# What is expected
Give the whole listing again, exactly as written.
■ ■ ■
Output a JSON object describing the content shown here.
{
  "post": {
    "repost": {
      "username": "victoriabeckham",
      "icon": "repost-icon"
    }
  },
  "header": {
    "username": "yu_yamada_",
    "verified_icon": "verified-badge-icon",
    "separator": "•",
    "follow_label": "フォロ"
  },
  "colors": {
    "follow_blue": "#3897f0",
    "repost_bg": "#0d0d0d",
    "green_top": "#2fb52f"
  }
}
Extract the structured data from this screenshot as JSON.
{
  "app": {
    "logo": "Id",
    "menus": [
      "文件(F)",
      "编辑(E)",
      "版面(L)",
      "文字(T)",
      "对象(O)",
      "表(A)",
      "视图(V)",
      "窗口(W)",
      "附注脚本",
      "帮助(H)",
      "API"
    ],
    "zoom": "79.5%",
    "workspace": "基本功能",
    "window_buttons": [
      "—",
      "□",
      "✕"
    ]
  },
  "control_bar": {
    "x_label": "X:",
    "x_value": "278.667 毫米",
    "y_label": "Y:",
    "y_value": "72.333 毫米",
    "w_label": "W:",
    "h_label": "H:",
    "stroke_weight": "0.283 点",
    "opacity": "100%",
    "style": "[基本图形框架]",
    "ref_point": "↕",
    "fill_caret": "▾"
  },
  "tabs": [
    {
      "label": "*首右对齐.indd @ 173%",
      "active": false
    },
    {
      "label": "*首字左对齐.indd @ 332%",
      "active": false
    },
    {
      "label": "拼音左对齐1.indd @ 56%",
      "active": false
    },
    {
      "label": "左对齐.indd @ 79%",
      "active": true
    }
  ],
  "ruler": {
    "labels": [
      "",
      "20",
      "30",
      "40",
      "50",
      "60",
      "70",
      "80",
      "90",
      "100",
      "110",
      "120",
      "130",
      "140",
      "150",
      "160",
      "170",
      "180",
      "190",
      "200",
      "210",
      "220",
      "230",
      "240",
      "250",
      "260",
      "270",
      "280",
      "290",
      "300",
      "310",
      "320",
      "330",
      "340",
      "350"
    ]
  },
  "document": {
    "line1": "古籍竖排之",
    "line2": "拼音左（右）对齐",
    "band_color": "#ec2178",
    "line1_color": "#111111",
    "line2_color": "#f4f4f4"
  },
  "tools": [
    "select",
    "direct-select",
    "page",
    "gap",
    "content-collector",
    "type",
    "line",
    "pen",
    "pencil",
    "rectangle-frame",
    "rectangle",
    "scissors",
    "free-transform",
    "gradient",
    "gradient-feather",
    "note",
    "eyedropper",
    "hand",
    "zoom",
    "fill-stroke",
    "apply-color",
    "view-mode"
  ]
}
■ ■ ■
# Result of this exercise
Output a JSON object describing the content shown here.
{
  "post": {
    "repost": {
      "username": "victoriabeckham",
      "icon": "repost-icon"
    }
  },
  "header": {
    "username": "yu_yamada_",
    "verified_icon": "verified-badge-icon",
    "separator": "•",
    "follow_label": "フォロ"
  },
  "colors": {
    "follow_blue": "#3897f0",
    "repost_bg": "#0d0d0d",
    "green_top": "#2fb52f"
  }
}
Extract the structured data from this screenshot as JSON.
{
  "app": {
    "logo": "Id",
    "menus": [
      "文件(F)",
      "编辑(E)",
      "版面(L)",
      "文字(T)",
      "对象(O)",
      "表(A)",
      "视图(V)",
      "窗口(W)",
      "附注脚本",
      "帮助(H)",
      "API"
    ],
    "zoom": "79.5%",
    "workspace": "基本功能",
    "window_buttons": [
      "—",
      "□",
      "✕"
    ]
  },
  "control_bar": {
    "x_label": "X:",
    "x_value": "278.667 毫米",
    "y_label": "Y:",
    "y_value": "72.333 毫米",
    "w_label": "W:",
    "h_label": "H:",
    "stroke_weight": "0.283 点",
    "opacity": "100%",
    "style": "[基本图形框架]",
    "ref_point": "↕",
    "fill_caret": "▾"
  },
  "tabs": [
    {
      "label": "*首右对齐.indd @ 173%",
      "active": false
    },
    {
      "label": "*首字左对齐.indd @ 332%",
      "active": false
    },
    {
      "label": "拼音左对齐1.indd @ 56%",
      "active": false
    },
    {
      "label": "左对齐.indd @ 79%",
      "active": true
    }
  ],
  "ruler": {
    "labels": [
      "",
      "20",
      "30",
      "40",
      "50",
      "60",
      "70",
      "80",
      "90",
      "100",
      "110",
      "120",
      "130",
      "140",
      "150",
      "160",
      "170",
      "180",
      "190",
      "200",
      "210",
      "220",
      "230",
      "240",
      "250",
      "260",
      "270",
      "280",
      "290",
      "300",
      "310",
      "320",
      "330",
      "340",
      "350"
    ]
  },
  "document": {
    "line1": "古籍竖排之",
    "line2": "拼音左（右）对齐",
    "band_color": "#ec2178",
    "line1_color": "#111111",
    "line2_color": "#f4f4f4"
  },
  "tools": [
    "select",
    "direct-select",
    "page",
    "gap",
    "content-collector",
    "type",
    "line",
    "pen",
    "pencil",
    "rectangle-frame",
    "rectangle",
    "scissors",
    "free-transform",
    "gradient",
    "gradient-feather",
    "note",
    "eyedropper",
    "hand",
    "zoom",
    "fill-stroke",
    "apply-color",
    "view-mode"
  ]
}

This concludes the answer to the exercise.